1566

Together with other Venetian artists (including Palladio), he was elected as a member of the Florentine Academy of the Arts (Accademia dei disegni), undoubtedly upon the recommendation of Vasari.
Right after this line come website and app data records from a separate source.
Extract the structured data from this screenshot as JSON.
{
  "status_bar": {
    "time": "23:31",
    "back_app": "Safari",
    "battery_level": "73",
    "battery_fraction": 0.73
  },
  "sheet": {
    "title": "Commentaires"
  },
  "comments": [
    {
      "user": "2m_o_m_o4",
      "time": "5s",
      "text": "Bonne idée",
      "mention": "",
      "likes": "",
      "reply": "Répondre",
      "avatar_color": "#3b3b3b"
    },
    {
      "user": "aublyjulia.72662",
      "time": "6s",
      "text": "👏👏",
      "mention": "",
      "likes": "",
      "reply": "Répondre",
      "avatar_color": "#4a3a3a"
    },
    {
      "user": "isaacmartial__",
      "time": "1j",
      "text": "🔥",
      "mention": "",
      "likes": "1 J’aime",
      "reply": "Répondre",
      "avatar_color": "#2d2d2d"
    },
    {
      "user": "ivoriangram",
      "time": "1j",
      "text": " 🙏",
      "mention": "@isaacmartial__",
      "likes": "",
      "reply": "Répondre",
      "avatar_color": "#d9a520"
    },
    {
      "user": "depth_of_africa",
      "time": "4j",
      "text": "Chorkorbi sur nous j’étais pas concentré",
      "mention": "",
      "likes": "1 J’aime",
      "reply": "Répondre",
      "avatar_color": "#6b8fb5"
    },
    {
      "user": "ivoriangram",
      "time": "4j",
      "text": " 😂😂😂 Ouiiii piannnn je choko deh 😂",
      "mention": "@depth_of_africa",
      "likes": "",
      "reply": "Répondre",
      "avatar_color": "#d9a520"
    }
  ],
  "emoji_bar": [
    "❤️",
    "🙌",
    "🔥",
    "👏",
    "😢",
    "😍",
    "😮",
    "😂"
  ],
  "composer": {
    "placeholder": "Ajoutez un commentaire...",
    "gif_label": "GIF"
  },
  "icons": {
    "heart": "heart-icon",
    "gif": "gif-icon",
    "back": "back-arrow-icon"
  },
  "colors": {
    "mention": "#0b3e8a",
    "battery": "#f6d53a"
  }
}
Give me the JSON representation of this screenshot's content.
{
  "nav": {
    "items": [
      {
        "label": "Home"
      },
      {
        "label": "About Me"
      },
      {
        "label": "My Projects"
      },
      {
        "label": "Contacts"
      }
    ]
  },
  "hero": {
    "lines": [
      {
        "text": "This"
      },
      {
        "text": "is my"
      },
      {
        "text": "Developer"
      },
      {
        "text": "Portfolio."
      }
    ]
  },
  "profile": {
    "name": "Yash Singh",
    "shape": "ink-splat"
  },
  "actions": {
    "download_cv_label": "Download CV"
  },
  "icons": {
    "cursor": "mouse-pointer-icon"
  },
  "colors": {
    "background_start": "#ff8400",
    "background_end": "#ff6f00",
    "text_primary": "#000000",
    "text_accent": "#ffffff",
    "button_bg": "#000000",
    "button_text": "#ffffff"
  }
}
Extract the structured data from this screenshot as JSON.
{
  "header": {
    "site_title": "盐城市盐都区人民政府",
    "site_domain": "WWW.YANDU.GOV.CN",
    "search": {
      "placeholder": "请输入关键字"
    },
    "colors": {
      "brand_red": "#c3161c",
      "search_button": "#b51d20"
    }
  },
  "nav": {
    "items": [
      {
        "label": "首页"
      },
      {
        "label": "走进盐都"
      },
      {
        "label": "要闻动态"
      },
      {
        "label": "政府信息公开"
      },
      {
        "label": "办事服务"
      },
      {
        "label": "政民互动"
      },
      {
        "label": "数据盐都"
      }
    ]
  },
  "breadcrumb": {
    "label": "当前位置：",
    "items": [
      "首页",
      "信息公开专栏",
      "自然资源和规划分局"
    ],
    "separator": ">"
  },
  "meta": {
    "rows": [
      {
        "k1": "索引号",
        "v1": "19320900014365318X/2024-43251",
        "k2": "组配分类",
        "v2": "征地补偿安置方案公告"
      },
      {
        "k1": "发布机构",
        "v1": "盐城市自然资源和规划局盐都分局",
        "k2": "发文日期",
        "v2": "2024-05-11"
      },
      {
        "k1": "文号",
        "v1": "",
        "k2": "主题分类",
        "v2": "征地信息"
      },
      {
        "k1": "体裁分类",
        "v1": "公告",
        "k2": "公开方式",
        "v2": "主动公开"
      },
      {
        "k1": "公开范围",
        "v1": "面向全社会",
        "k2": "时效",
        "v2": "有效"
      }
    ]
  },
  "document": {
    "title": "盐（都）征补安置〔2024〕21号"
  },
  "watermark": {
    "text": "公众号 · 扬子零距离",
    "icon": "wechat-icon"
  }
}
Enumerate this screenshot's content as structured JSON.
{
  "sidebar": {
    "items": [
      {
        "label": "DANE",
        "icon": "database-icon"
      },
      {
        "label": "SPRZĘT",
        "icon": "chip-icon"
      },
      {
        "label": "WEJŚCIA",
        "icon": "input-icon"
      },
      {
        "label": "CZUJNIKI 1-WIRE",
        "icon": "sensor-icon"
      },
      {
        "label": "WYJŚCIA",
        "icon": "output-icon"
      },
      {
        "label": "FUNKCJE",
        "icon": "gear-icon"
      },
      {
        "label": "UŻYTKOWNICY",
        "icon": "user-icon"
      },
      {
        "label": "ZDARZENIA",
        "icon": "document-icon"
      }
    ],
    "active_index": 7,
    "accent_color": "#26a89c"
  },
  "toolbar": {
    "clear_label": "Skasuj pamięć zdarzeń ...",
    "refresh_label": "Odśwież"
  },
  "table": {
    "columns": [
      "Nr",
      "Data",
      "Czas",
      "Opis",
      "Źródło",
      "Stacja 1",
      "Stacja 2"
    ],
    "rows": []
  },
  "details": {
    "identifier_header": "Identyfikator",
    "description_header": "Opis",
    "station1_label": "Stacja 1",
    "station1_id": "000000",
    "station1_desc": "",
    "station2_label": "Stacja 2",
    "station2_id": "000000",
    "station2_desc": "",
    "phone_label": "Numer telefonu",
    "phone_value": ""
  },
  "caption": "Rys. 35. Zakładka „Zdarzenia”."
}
From the Council of Ten in Venice he was granted the copyright to reproduce some of his works as prints, which were produced by the Flemish etcher Cornelis Cort.

1570

This year and the following years saw the creation of three of Titian’s late mythological masterpieces, which are characterized by an experimental language of “patches, thicknesses, vortexes, blurs and strokes” (Gentili 2012): The Bacchus and Ariadne, which is traditionally known as Nymph and Shepherd (Kunsthistorisches Museum, Vienna), the Flaying of Marsyas (Olomouc Episcopal Museum, Kroměříž), and the Death of Actaeon (National Gallery, London).

1571

He sent the Tarquin and Lucretia (Fitzwilliam Museum, Cambridge) to Philip II.

1574

He received a visit from Henry di Valois, who was travelling to France to be crowned King Henry III.  In December he sent Antonio Perez, Philip II’s secretary, a long list of the paintings sent during the previous decades, asking for payment.

1575

He sent Philip II Saint Jerome destined for the San Lorenzo dell’Escorial monastery, where it is still kept. A document issued in March by the apostolic nuncio orders the friars of the Santa Maria Gloriosa dei Frari in Venice to return the Pietà to the painter, because it had been installed  in a different place than the one agreed upon. Titian’s ultimate masterpiece, which was originally destined for his burial place, is now preserved in the Gallerie dell’Accademia in Venice.  

1576

As the plague raged in Venice, Titian died on 27 August in his house in the Biri district. He was buried in the Frari the following day, as hastily as possible. His son Orazio also died a few weeks later in the leper hospital. The home/studio, which had been abandoned and plundered, was sold in 1581 by his son Pomponio to Cristoforo Barbarigo together with the works that remained inside.


 


La Battaglia di Cadore


L. Puppi e G. Zanderigo Rosolo
Alinari-24Ore
Year 2010


Exhibition catalogue of Tiziano, Venezia e il Papa Borgia


Edited by B. Aikema
Fondazione Fratelli Alinari
Year 2013


Studi tizianeschi IX


Various authors
Alinari Editore
Year 2016


Studi tizianeschi VIII


Various authors
Fondazione Fratelli Alinari
Year 2012


Studi tizianeschi VI – VII


Various authors
Alinari-24Ore
Year 2011


Studi tizianeschi V


Various authors
Alinari-24Ore
Year 2007